Richard Smith asks: How international do we want to be?

Richard Smith How international do we want to be? Many organisations find themselves discussing that question in a globalising world—and most don’t find it easy to answer. Britain itself can’t answer the question, flirting with the US and remaining semi-detached in Europe. I’ve spent the day trying to answer the question with an organisation—let’s call it the British Association of Ducks (BAD).

Ducks are an influential group in Britain—not as influential as swans but considerably above frogs. BAD is the main body representing ducks, with no serious competitors. BAD has long had an international department, spending about 2% of its income on international committees, and it founded the World Association of Ducks (WAD) almost a century ago. It also belongs to the Federation of European Ducks (FED).

BAD is the world’s oldest organisation of ducks, and ducks have a higher status in Britain than almost any where else. Indeed, in parts of the Far East, ducks are not listened to but simply eaten.

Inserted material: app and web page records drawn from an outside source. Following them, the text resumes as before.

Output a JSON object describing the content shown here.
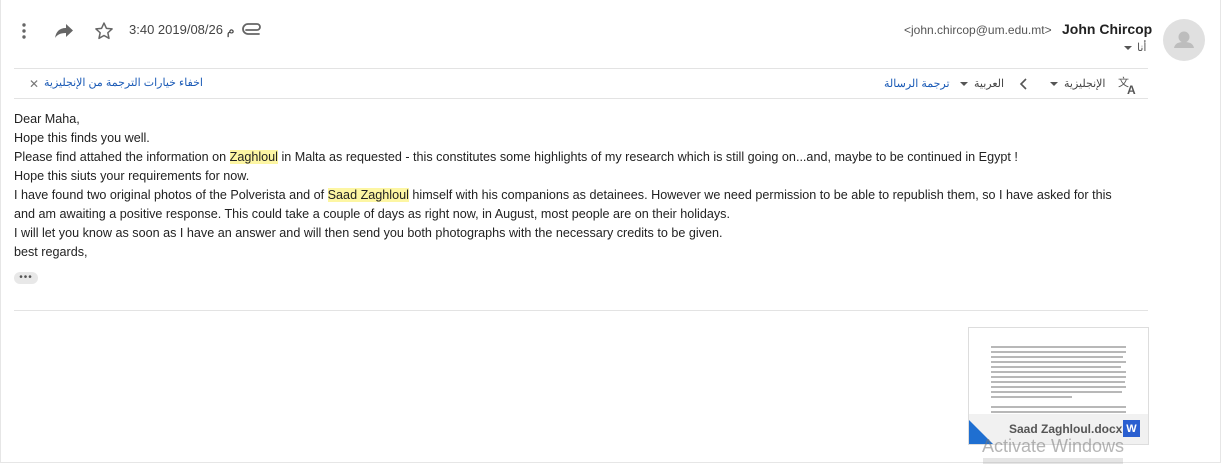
{
  "header": {
    "date": "3:40 2019/08/26 م",
    "sender_name": "John Chircop",
    "sender_email": "<john.chircop@um.edu.mt>",
    "to_label": "أنا"
  },
  "translation_bar": {
    "hide_label": "اخفاء خيارات الترجمة من الإنجليزية",
    "translate_label": "ترجمة الرسالة",
    "target_language": "العربية",
    "source_language": "الإنجليزية"
  },
  "message": {
    "greeting": "Dear Maha,",
    "line1": "Hope this finds you well.",
    "line2": {
      "before": "Please find attahed the information on ",
      "highlight": "Zaghloul",
      "after": " in Malta as requested - this constitutes some highlights of my research which is still going on...and, maybe to be continued in Egypt !"
    },
    "line3": "Hope this siuts your requirements for now.",
    "line4": {
      "before": "I have found two original photos of the Polverista and of ",
      "highlight": "Saad Zaghloul",
      "after": " himself with his companions as detainees. However we need permission to be able to republish them, so I have asked for this"
    },
    "line5": "and am awaiting a positive response. This could take a couple of days as right now, in August, most people are on their holidays.",
    "line6": "I will let you know as soon as I have an answer and will then send you both photographs with the necessary credits to be given.",
    "closing": "best regards,",
    "trimmed_label": "•••"
  },
  "attachment": {
    "filename": "Saad Zaghloul.docx",
    "type_badge": "W"
  },
  "overlay": {
    "watermark": "Activate Windows"
  },
  "icons": {
    "more": "more-vert-icon",
    "forward": "forward-icon",
    "star": "star-icon",
    "attachment": "paperclip-icon",
    "avatar": "person-avatar-icon",
    "translate": "translate-icon",
    "close": "close-icon"
  },
  "colors": {
    "highlight": "#fdf6a3",
    "link": "#1a5ab6",
    "word_blue": "#2a5fd0"
  }
}
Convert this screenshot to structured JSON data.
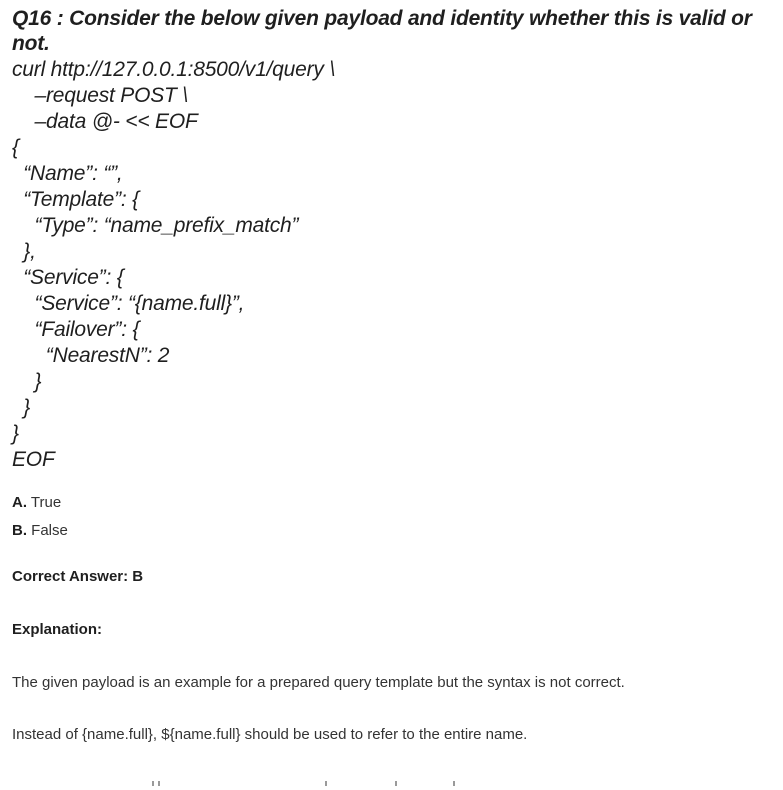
{
  "question": {
    "title": "Q16 : Consider the below given payload and identity whether this is valid or not."
  },
  "code_lines": [
    "curl http://127.0.0.1:8500/v1/query \\",
    "    –request POST \\",
    "    –data @- << EOF",
    "{",
    "  “Name”: “”,",
    "  “Template”: {",
    "    “Type”: “name_prefix_match”",
    "  },",
    "  “Service”: {",
    "    “Service”: “{name.full}”,",
    "    “Failover”: {",
    "      “NearestN”: 2",
    "    }",
    "  }",
    "}",
    "EOF"
  ],
  "options": [
    {
      "key": "A.",
      "text": " True"
    },
    {
      "key": "B.",
      "text": " False"
    }
  ],
  "answer": {
    "label": "Correct Answer: B"
  },
  "explanation": {
    "heading": "Explanation:",
    "paragraphs": [
      "The given payload is an example for a prepared query template but the syntax is not correct.",
      "Instead of {name.full}, ${name.full} should be used to refer to the entire name."
    ]
  }
}
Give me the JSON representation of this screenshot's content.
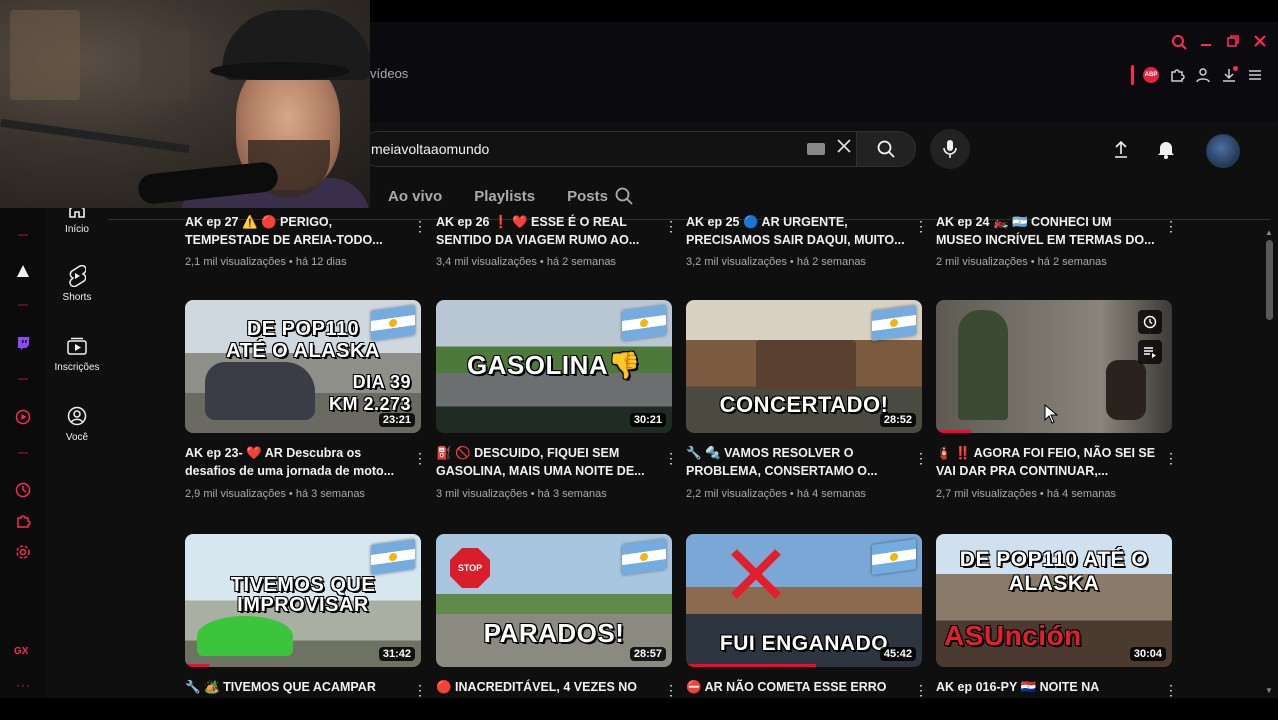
{
  "browser": {
    "tab_text": "vídeos",
    "window_controls": [
      {
        "name": "browser-search-icon",
        "glyph": "⌕"
      },
      {
        "name": "minimize-icon",
        "glyph": "—"
      },
      {
        "name": "restore-icon",
        "glyph": "❐"
      },
      {
        "name": "close-window-icon",
        "glyph": "✕"
      }
    ],
    "accent_color": "#ff2a52"
  },
  "header": {
    "search_value": "meiavoltaaomundo"
  },
  "channel_tabs": [
    {
      "label": "Ao vivo"
    },
    {
      "label": "Playlists"
    },
    {
      "label": "Posts"
    }
  ],
  "guide": [
    {
      "label": "Início",
      "icon": "home-icon"
    },
    {
      "label": "Shorts",
      "icon": "shorts-icon"
    },
    {
      "label": "Inscrições",
      "icon": "subscriptions-icon"
    },
    {
      "label": "Você",
      "icon": "you-icon"
    }
  ],
  "rail": {
    "label": "GX"
  },
  "top_row": [
    {
      "title": "AK ep 27 ⚠️ 🔴 PERIGO, TEMPESTADE DE AREIA-TODO...",
      "meta": "2,1 mil visualizações • há 12 dias"
    },
    {
      "title": "AK ep 26 ❗ ❤️ ESSE É O REAL SENTIDO DA VIAGEM RUMO AO...",
      "meta": "3,4 mil visualizações • há 2 semanas"
    },
    {
      "title": "AK ep 25 🔵 AR URGENTE, PRECISAMOS SAIR DAQUI, MUITO...",
      "meta": "3,2 mil visualizações • há 2 semanas"
    },
    {
      "title": "AK ep 24 🏍️ 🇦🇷 CONHECI UM MUSEO INCRÍVEL EM TERMAS DO...",
      "meta": "2 mil visualizações • há 2 semanas"
    }
  ],
  "middle_row": [
    {
      "thumb_line1": "DE POP110",
      "thumb_line2": "ATÉ O ALASKA",
      "thumb_line3": "DIA 39",
      "thumb_line4": "KM 2.273",
      "duration": "23:21",
      "progress": 0.0,
      "title": "AK ep 23- ❤️ AR Descubra os desafios de uma jornada de moto...",
      "meta": "2,9 mil visualizações • há 3 semanas"
    },
    {
      "thumb_line1": "GASOLINA👎",
      "duration": "30:21",
      "progress": 0.0,
      "title": "⛽ 🚫 DESCUIDO, FIQUEI SEM GASOLINA, MAIS UMA NOITE DE...",
      "meta": "3 mil visualizações • há 3 semanas"
    },
    {
      "thumb_line1": "CONCERTADO!",
      "duration": "28:52",
      "progress": 0.0,
      "title": "🔧 🔩 VAMOS RESOLVER O PROBLEMA, CONSERTAMO O...",
      "meta": "2,2 mil visualizações • há 4 semanas"
    },
    {
      "duration": "",
      "progress": 0.15,
      "title": "🧯 ‼️ AGORA FOI FEIO, NÃO SEI SE VAI DAR PRA CONTINUAR,...",
      "meta": "2,7 mil visualizações • há 4 semanas"
    }
  ],
  "bottom_row": [
    {
      "thumb_line1": "TIVEMOS QUE",
      "thumb_line2": "IMPROVISAR",
      "duration": "31:42",
      "progress": 0.1,
      "title": "🔧 🏕️ TIVEMOS QUE ACAMPAR"
    },
    {
      "thumb_line1": "PARADOS!",
      "stop": "STOP",
      "duration": "28:57",
      "progress": 0.0,
      "title": "🔴 INACREDITÁVEL, 4 VEZES NO"
    },
    {
      "thumb_line1": "FUI ENGANADO",
      "duration": "45:42",
      "progress": 0.55,
      "title": "⛔ AR NÃO COMETA ESSE ERRO AO"
    },
    {
      "thumb_line1": "DE POP110 ATÉ O",
      "thumb_line2": "ALASKA",
      "thumb_line3": "ASUnción",
      "duration": "30:04",
      "progress": 0.0,
      "title": "AK ep 016-PY 🇵🇾 NOITE NA"
    }
  ]
}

BAD, which is respected throughout the world, founded WAD in something close to colonial mode, but now finds that it is the main funder of WAD yet doesn’t have any more influence than any of the other 148 members that include the Moldovian Association of Ducks (MAD), the Latvian association (LAD), and the Canadian association (CAD).

This disquiet has led to a debate on value for money from international activities, how international BAD wants to be, what it wants to do, and how much it should do things through WAD and FED and how much do its own thing.

Most of Britain’s ducks are having a hard time. Ponds are drying up. Food is becoming more expensive. Worms are disappearing. Young ducks are not getting adequate training, and many ducks are thinking of giving up being ducks or emigrating. In these circumstances BAD is worried that its members may not want to pay for international activities.

The core mission of BAD is improving the life and status of ducks, and to that end BAD must be able to lobby within the European Union—because European developments are increasingly affecting the everyday lives of British ducks. The recent European Swimming Directive, for example, has recently left a lot of ponds empty, particularly at night.

But should BAD do more than that? This is the crunch. There’s no doubt that there are not enough ducks internationally and that the status of many ducks is low. BAD is also convinced—as were those at the meeting—that ducks could have a crucial role in helping achieve the Millennium Development Goals for Birds.

Strong evidence shows that improving the status of fowl is vitally important for the development of birds. Investing in the education fowl, says the World Bird Organisation (WBO), is the single best way of improving the development of birds. And ducks are the most important group of fowl—so raising the status of ducks is not self serving but beneficial to all.

(A sideline in the debate was the irritating fact that WBO is dominated by swans. BAD is not against swans, but it worries that swans have too reductionist a view of the world. WBO will not advance the cause of birds if it doesn’t recognise the significance of ducks.)

So there is a strong case for BAD being more active internationally, not just in the cause of ducks and fowl but of all birds. But what should it do? Start at the top and try and change WBO? Work on the water with overseas ducks likely to end up in soy sauce? Or try to raise the leadership skills of ducks worldwide, perhaps through working with associations?

And should BAD do whatever it decides alone or through WAD? BAD could potentially do the work alone because it has resources and a high reputation, higher in many countries than WAD. But going it alone is not very collegial, and WAD is a truly global body in a way that BAD never can be. But the governance of WAD is a problem? If it’s one country one vote, then BAD will never have that much influence, but allocating votes by the size of the financial contribution is effectively buying votes.

During this conversation, I remembered reading Walter Isaacson’s biography of Benjamin Franklin in which he describes how Franklin helped solve this very problem when designing the American constitution. The populous states wanted more votes as they had to contribute more money, but each state wanted equal influence. The compromise was a senate where all states have two votes and a house of representatives, where membership is proportional to population—and with the house having the final say on the budget. Perhaps WAD could follow the US.

By the end of the day we hadn’t answered the questions, but we’d agreed on a few things: most organisations have to be international in a globalising world; partnership and value for money are both important; and any organisation should concentrate on activities where it can add unique value. So BAD should work to keep ducks off the menu.